PARIS — SES Global has evaluated a possible purchase of rival satellite-fleet operator Telesat Canada but is not actively pursuing a bid, SES Global Chairman Romain Bausch said Nov. 6.

Bausch said SES, which recently issued bonds worth a total of 800 million euros ($1.02 billion), is not preparing any specific acquisition but has talked to investment banking representatives of Telesat owner BCE Inc. of Montreal regarding the sale.

BCE intends to sell up to 49 percent of Telesat through a stock offering of non-voting shares scheduled for the coming weeks. The company also is entertaining bids from strategic or financial investors who presumably would purchase Telesat outright.

Canadian regulations require that Telesat stay majority Canadian-owned, raising questions about whether prospective competitors — Intelsat of Washington, Eutelsat of Paris and SES Global of Luxembourg — would be eligible suitors.

In a Nov. 1 conference call on BCE’s financial results, Chief Executive Michael J. Sabia said the planned stock offering for Telesat is moving forward. But Sabia also said publicly, for the first time since the Telesat sale was announced, that the company is receiving offers from other satellite operators and financial investors.

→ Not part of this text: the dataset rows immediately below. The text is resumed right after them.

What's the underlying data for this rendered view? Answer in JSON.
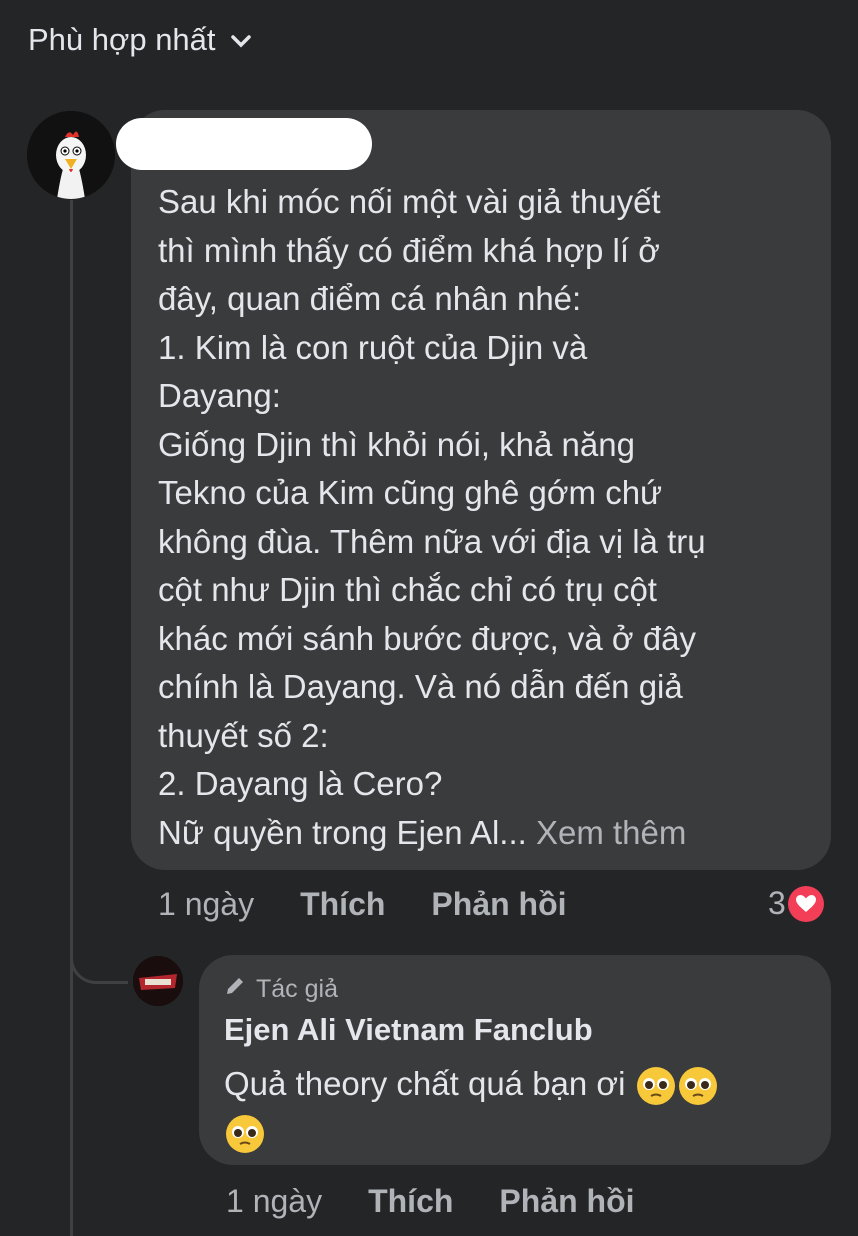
{
  "sort": {
    "label": "Phù hợp nhất"
  },
  "comment": {
    "text": "Sau khi móc nối một vài giả thuyết\nthì mình thấy có điểm khá hợp lí ở\nđây, quan điểm cá nhân nhé:\n1. Kim là con ruột của Djin và\nDayang:\nGiống Djin thì khỏi nói, khả năng\nTekno của Kim cũng ghê gớm chứ\nkhông đùa. Thêm nữa với địa vị là trụ\ncột như Djin thì chắc chỉ có trụ cột\nkhác mới sánh bước được, và ở đây\nchính là Dayang. Và nó dẫn đến giả\nthuyết số 2:\n2. Dayang là Cero?\nNữ quyền trong Ejen Al... ",
    "see_more": "Xem thêm",
    "time": "1 ngày",
    "like": "Thích",
    "reply": "Phản hồi",
    "reaction_count": "3",
    "reaction_icon": "heart-icon",
    "reaction_color": "#f33e58"
  },
  "reply": {
    "badge": "Tác giả",
    "author": "Ejen Ali Vietnam Fanclub",
    "text": "Quả theory chất quá bạn ơi",
    "emoji": "pleading-face-emoji",
    "time": "1 ngày",
    "like": "Thích",
    "reply": "Phản hồi"
  },
  "theme": {
    "background": "#242526",
    "bubble": "#3a3b3c",
    "text": "#e4e6eb",
    "secondary": "#b0b3b8"
  }
}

“There is a considerable interest among both strategic and financial sponsors for that asset,” Sabia said of Telesat. “We are in discussions with a number of them. So we have some pretty interesting options with respect to Telesat.”

In a Nov. 6 conference call, Bausch confirmed that SES Global is among those who have made inquiries about Telesat. But he said SES-backed Ciel Satellite of Ottawa, plus SES’s Americom subsidiary in the United States, already give the company a firm foothold in North America and Canada.

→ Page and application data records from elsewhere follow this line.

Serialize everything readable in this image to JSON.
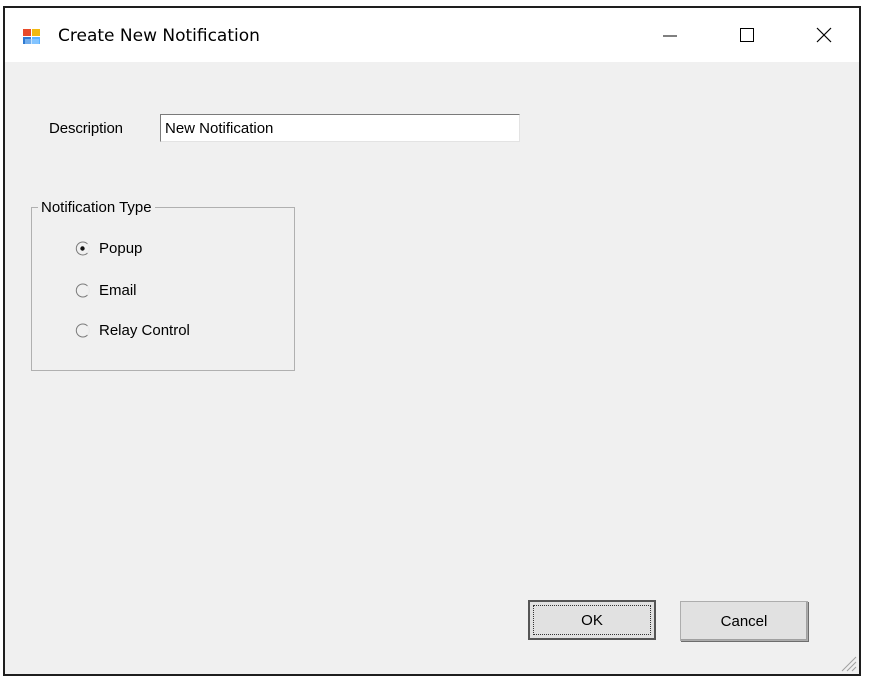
{
  "window": {
    "title": "Create New Notification",
    "icon": "app-icon",
    "controls": [
      "minimize-icon",
      "maximize-icon",
      "close-icon"
    ]
  },
  "description": {
    "label": "Description",
    "value": "New Notification"
  },
  "notification_type": {
    "group_title": "Notification Type",
    "options": [
      {
        "label": "Popup",
        "selected": true
      },
      {
        "label": "Email",
        "selected": false
      },
      {
        "label": "Relay Control",
        "selected": false
      }
    ]
  },
  "buttons": {
    "ok_label": "OK",
    "cancel_label": "Cancel"
  },
  "colors": {
    "window_background": "#f0f0f0",
    "titlebar_background": "#ffffff"
  }
}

Bausch also said the Canadian government’s intention to license up to 29 orbital positions — bids are due Nov. 15 — has played a role in SES Global’s decision not to go all out for Telesat.

As a Canadian company, Ciel will be permitted to operate satellites from any of these slots it secures through the Canadian licensing process. In return, it will be obligated to fill the slots with spacecraft by an agreed-to deadline to prevent Canada from losing its rights to the positions. While some of these satellites might be provided from SES Global’s existing fleet, or the fleet of partners such as EchoStar Communications Corp., eventually a capital investment in new satellites will be necessary.

“That is also impacting the way we participate in opportunities when it comes to acquisitions,” Bausch said of the coming Canadian orbital-slot licensing process. “We are probably not the most aggressive when pursuing such a target” as Telesat. “We have a clear strategy in the Canadian market.”

Bausch said SES is “one of a couple” of satellite-fleet operators that have expressed an interest in Telesat. Without naming them, Bausch said other companies should have a much greater interest than SES Global in acquiring the Canadian company.

“There are definitely competitors of ours that should be more interested, and I would expect others to be more aggressive,” Bausch said of the bidding for Telesat.

Dianne Van Beber, Intelsat vice president for investor relations, declined to comment on whether Intelsat is considering a Telesat bid. “As one of the largest satellite operators, we often have ideas brought to our attention,” Van Beber said Nov. 7. “We look at opportunities from time to time, but it is not our policy to comment on them.” Vanessa O’Connor, spokeswoman for Eutelsat, also declined comment on Telesat Nov. 7.

One industry official said it would be relatively easy for a private-equity investor based outside Canada to pursue Telesat through a Canadian entity. Investors of this type have purchased several satellite operators in recent years.

SES Global reported Nov. 6 that its revenues for the three months ending Sept. 30 grew 7.6 percent, to 984 million euros, not including the effects of its acquisitions of rival New Skies, now called SES New Skies, and of satellite ground system builder ND Satcom of Germany.

SES Global Chief Financial Officer Mark Rigolle said the company predicts revenues in 2007 will grow by about 8 percent compared to 2006.

SES Global in the past three years has acquired companies, including ND Satcom and satellite teleport operator Verestar of the United States, whose business models are not the same as the company’s main focus of leasing capacity aboard its own satellites.

These services businesses have much lower gross-profit margins than SES Global’s heritage satellite infrastructure operations and have dragged down the company’s margins. An SES Global priority has been to bring these operations’ gross margins, or earnings before interest, depreciation and amortization (EBITDA), up to at least 10 percent. SES Global’s satellite infrastructure business regularly posted margins of 78 percent for the three months ending Sept. 30.

Rigolle said the services businesses for the first time reached the 10 percent target. He said margins might go higher next year as SES Global sells off teleports that have been made redundant following its acquisitions, and as ND Satcom’s business grows.